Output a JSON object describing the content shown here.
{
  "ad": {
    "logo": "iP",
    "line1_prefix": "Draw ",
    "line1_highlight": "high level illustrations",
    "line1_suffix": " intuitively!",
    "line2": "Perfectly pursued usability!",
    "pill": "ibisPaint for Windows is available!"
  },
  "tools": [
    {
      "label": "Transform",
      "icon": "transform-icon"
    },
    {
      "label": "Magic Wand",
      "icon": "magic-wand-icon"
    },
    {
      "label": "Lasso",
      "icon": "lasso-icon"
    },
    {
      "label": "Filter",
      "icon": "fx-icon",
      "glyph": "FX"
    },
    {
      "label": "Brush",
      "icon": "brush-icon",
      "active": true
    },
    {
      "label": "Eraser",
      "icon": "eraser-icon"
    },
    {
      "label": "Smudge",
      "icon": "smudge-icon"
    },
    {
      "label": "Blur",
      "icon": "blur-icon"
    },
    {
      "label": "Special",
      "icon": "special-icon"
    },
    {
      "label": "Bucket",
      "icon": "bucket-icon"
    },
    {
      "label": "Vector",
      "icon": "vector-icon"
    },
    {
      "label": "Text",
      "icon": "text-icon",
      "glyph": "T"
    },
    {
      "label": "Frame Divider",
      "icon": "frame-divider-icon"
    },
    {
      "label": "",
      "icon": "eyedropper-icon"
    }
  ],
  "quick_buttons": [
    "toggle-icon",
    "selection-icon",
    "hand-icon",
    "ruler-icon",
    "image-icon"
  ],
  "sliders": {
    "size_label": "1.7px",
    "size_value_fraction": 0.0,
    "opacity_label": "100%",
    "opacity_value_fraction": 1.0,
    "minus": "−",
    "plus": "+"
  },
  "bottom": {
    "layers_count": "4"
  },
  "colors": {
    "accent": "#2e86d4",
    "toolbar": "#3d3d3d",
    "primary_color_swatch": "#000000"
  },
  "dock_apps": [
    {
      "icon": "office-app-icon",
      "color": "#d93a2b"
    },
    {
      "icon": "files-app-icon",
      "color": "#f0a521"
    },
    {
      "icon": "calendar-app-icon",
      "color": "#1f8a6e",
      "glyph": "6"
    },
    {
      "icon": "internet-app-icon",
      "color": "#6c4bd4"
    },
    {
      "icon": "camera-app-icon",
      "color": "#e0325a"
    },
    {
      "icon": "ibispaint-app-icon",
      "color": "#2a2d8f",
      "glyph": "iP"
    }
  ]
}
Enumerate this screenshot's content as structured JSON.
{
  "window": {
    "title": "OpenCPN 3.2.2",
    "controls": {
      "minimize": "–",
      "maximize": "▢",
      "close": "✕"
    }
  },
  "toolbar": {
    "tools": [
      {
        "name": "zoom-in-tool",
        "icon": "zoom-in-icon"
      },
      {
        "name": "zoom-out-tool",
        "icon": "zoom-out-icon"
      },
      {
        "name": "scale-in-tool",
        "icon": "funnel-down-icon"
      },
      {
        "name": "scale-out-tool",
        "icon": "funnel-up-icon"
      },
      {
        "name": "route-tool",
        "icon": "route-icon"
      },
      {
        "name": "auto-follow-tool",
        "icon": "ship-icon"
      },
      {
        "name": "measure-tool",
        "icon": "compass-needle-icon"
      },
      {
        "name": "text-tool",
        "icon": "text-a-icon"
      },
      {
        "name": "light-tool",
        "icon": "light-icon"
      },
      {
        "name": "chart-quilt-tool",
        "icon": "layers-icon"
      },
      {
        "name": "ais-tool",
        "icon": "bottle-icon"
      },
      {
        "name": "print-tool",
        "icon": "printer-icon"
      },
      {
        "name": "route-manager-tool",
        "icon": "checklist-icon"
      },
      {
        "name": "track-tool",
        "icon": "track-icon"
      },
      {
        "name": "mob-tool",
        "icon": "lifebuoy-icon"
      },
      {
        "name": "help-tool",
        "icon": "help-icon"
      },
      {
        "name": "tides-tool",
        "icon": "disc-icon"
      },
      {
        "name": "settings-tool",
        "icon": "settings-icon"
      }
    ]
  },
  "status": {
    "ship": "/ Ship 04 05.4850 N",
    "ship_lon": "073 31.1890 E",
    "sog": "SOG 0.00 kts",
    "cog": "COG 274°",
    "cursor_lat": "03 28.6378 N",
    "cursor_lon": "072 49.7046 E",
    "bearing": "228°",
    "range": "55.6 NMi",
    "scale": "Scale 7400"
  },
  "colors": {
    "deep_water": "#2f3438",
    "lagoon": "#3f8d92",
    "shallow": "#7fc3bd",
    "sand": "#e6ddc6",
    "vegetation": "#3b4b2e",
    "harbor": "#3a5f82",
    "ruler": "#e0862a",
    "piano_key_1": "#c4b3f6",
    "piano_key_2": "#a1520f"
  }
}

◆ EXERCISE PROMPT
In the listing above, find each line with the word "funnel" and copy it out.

◆ SOLVED EXERCISE
        "icon": "funnel-down-icon"
        "icon": "funnel-up-icon"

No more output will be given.